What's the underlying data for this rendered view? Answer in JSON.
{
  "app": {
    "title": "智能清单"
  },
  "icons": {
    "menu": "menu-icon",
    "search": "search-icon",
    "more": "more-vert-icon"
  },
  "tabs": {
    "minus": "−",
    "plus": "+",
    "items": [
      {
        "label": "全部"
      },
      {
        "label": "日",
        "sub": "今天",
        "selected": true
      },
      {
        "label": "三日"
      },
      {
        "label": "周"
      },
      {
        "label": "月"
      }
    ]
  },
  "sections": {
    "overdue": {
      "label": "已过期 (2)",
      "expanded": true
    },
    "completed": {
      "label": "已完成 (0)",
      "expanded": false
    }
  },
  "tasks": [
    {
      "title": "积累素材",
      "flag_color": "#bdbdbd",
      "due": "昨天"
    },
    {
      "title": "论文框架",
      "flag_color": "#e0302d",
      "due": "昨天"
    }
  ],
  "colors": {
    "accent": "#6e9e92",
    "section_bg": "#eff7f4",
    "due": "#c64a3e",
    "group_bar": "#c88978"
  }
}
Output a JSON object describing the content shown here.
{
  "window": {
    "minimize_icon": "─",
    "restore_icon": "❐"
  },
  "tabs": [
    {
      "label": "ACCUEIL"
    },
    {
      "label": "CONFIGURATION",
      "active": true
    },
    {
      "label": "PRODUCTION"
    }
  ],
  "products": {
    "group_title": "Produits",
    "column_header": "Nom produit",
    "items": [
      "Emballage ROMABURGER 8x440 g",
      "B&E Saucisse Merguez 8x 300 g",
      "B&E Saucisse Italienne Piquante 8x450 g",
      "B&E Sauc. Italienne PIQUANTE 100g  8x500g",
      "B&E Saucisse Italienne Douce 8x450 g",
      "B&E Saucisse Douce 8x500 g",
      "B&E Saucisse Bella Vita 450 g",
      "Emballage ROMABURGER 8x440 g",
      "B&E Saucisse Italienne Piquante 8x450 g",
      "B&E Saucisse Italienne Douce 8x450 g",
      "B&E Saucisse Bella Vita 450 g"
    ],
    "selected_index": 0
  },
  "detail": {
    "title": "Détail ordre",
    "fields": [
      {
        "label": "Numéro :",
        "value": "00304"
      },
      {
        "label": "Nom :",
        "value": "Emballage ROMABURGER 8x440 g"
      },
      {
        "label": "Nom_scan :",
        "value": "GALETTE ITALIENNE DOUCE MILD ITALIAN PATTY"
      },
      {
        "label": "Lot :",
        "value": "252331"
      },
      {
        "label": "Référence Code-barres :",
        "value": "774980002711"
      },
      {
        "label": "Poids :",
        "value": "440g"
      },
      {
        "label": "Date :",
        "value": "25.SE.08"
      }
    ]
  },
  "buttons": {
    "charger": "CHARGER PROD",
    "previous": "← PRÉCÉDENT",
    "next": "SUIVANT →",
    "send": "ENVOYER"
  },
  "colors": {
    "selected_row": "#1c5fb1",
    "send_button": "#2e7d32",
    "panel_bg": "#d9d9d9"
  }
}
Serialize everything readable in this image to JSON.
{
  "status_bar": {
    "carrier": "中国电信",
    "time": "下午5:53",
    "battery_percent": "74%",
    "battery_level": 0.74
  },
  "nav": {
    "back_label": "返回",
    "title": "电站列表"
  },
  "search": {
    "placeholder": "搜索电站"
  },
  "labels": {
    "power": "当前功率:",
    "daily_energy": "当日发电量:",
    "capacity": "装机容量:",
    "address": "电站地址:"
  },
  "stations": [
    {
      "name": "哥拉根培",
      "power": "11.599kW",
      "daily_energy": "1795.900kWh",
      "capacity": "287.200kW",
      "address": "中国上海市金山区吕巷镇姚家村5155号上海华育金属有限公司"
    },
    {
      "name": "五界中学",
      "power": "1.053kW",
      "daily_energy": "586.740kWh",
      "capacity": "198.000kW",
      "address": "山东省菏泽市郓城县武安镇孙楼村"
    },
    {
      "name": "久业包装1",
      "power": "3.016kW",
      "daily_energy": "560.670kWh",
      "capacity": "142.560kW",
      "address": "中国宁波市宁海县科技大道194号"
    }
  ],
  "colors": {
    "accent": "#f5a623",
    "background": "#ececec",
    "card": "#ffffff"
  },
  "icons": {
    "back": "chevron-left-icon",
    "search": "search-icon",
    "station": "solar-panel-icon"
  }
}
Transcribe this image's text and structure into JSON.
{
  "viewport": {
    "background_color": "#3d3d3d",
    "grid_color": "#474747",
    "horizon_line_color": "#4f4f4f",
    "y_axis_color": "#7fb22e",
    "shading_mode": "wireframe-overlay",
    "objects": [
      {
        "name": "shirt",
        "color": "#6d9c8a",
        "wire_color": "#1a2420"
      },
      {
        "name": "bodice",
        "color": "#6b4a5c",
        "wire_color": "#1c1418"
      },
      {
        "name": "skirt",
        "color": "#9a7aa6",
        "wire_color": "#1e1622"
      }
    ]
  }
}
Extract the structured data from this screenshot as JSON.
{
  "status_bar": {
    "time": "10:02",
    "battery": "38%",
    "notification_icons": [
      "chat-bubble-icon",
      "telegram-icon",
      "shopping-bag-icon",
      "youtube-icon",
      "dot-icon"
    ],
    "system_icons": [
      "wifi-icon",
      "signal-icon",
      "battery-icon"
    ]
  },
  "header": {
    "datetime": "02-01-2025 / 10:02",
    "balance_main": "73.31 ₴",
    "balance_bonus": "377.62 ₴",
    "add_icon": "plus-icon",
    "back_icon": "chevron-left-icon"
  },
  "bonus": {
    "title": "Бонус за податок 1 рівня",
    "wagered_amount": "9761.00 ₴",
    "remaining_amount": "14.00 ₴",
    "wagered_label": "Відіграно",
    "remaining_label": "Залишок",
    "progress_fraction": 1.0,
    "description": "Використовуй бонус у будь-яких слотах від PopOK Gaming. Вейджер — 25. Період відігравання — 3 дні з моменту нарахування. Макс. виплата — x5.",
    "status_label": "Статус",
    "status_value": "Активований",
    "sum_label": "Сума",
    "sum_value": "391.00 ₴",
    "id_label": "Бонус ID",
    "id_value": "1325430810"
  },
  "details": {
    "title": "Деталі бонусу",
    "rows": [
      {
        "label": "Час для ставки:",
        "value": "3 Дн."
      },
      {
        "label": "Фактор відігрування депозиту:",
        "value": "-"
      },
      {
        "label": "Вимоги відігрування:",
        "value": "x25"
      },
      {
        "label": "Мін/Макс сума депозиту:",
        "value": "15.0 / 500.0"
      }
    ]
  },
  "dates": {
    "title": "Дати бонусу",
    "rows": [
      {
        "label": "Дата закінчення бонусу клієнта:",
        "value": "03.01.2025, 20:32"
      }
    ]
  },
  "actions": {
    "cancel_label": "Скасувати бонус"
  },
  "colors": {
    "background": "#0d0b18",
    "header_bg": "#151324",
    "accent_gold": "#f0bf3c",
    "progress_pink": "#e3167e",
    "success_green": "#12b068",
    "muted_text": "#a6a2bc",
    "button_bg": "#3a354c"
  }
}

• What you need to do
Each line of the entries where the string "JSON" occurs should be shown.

• Response box
What's the underlying data for this rendered view? Answer in JSON.
Output a JSON object describing the content shown here.
Serialize everything readable in this image to JSON.
Transcribe this image's text and structure into JSON.
Extract the structured data from this screenshot as JSON.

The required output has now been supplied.